I recently got a question from an aspiring author. She had a question many of us have when we are trying to complete a novel:
"I know the beginning, and I have some of it written; and I know the end of the book. It's the getting from here to there that I'm having trouble with."
She told me she knew her characters inside and out, she knew what they'd do in any given situation, and the story idea was compelling, but she was stuck!
How many times have we run up against this dilemma? We've got an idea of whose story we're telling and about their happy ending, but what happens to them along the way? What fills up the middle 2/3 of the book?
And....I think I have an answer. Ta da~Here are my thoughts:
First off, we need to know what our character wants. If, like the author said, she knew that character inside and out, she would know what s/he wanted more than anything. The thing the main character wants more than anything IS the story. Desire drives every good story.
Second, we need to discover what stands between the main character and her/his desire or goal. Make a huge list. Make the list of possible obstacles exhaustive. Delve into the preposterous. Go for the obvious, and then go beyond. Ask yourself, "What's the worst thing that could happen to my main character?" and then ratchet it up.
Once you have that list, whittle it down to (about) your top 10 favorite obstacles. Sometimes the more unexpected the better. Surprise the reader! We read to be surprised, and surprise delights us and keeps us turning pages.
Then, imagine that each one of these becomes a scene in that middle 2/3 of the book. Figure out all the ins and outs of what could happen to the character when that obstacle arises. Make things really tough on the character. Imagine what all the possible range of emotions would be for the character when the obstacle arises. That's the reaction. Then, get the character moving toward overcoming it. Show how the character obliterates the obstacle. This gives the readers a chance to cheer. Then, hit us with the next obstacle--and end the scene with a cliffhanger.
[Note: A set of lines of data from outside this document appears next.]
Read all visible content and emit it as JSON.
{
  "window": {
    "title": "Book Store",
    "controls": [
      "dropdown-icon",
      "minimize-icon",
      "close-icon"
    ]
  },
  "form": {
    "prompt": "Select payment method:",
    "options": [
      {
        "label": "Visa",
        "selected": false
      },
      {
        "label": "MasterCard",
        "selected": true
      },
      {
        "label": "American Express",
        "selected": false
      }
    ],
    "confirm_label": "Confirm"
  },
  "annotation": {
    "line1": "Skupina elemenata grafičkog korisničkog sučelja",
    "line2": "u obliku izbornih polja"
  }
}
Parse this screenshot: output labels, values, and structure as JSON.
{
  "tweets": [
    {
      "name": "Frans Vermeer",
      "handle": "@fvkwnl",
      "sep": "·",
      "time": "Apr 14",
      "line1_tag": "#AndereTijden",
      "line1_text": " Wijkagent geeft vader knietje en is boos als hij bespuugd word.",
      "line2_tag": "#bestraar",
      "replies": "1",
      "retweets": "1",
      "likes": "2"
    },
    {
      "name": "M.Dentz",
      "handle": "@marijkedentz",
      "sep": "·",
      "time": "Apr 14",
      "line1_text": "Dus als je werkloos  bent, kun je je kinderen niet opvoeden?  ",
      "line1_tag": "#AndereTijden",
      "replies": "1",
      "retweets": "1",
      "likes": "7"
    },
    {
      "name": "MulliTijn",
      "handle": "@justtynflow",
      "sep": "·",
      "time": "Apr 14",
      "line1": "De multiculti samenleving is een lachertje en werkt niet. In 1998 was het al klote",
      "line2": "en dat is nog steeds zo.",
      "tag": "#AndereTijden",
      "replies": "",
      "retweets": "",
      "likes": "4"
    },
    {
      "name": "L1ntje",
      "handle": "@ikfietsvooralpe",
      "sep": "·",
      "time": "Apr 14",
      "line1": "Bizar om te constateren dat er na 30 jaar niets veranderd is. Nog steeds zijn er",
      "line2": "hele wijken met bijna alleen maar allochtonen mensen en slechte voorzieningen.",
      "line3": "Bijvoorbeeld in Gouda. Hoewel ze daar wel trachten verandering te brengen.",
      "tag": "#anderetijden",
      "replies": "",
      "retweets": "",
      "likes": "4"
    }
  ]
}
Line up the obstacles in a crescendo. Arrange and rearrange them until the obstacles are paced just right. Then plop them down. Write the scenes, flesh them out. In each scene, as the character encounters and overcomes each obstacle, the ideal is if that obstacle serves to "reveal character"--to give the readers a further glimpse into what that hero is like on the inside. So...when you're choosing obstacles from your exhaustive list of possibilities, try to make the obstacles different enough that they'll expose a different facet of the hero/ine's character.
The final obstacle should be the worst. It should propel the main character into the crisis and the final showdown that leads to the triumphant ending.
It's okay to have lighthearted things along the way, but conflict reveals character, and drives plot, which is character. Character is plot.
Right now I have three or four characters in my brain. They are barely on paper, just a page or two, and I'm trying to decide which one needs to have his/her story told next. I keep thinking of it this way: I know this character. This character has a story, and it HAS to be his story. With the traits he has, the story really only has one possible plot. This is HIS story.
I'm not sure that makes sense. Maybe not. But I know what I mean, and I think I know what will happen to millionaire gone bust Ivan Potts (this oddball character in my head who keeps bothering me) when he makes this life-changing decision to take his friend Nils Jacoby up on his offer to go to England and start over after his (latest) bankruptcy. Ivan's story needs to be told soon. What's his happy ending? I think I know--and of course it involves finding love--and now I have to discover out what stands between him and his happily ever after.
When considering what obstacles to throw at the story people, it helps to really know them. Take their character traits into consideration. What do they love, hate, fear? These emotions are huge clues for knowing what to throw into their paths.
So. That's long enough for now.
I'm boiling all of this down from several books I've studied, conferences I've been to, etc. I think most of it probably comes from James Scott Bell and James N. Frey, which I've mentioned umpteen times on this blog. So, check those out for a more comprehensive study of the topic.
Speaking of Cracker Jack... mmm. I love that stuff. I love the popcorn, totally love the caramely crispiness of it, how it crackles in my mouth and tastes kind of burned and yet heavenly. However, the truly magical part of Cracker Jack is....
NO! Not the prize inside. (They've gotten disappointingly cheap. A foldy face of Thomas Jefferson? Uh, maybe not very exciting as a "prize." Whatever happened to the mini magnifying glasses, or even a butterfly stick-on tattoo? Sigh. Things just aren't like the good old days of a mood ring.)
It's the peanuts. Mmm. The total immersion of each peanut half in the caramely crispiness of the coating. Now that's a thing for a heroine (me) to desire. Are we all the heroes of our own story? Me, I'm the heroine of my tale--that of a woman on a lifelong quest to eat as much candy as possible...what could possibly stand in my way?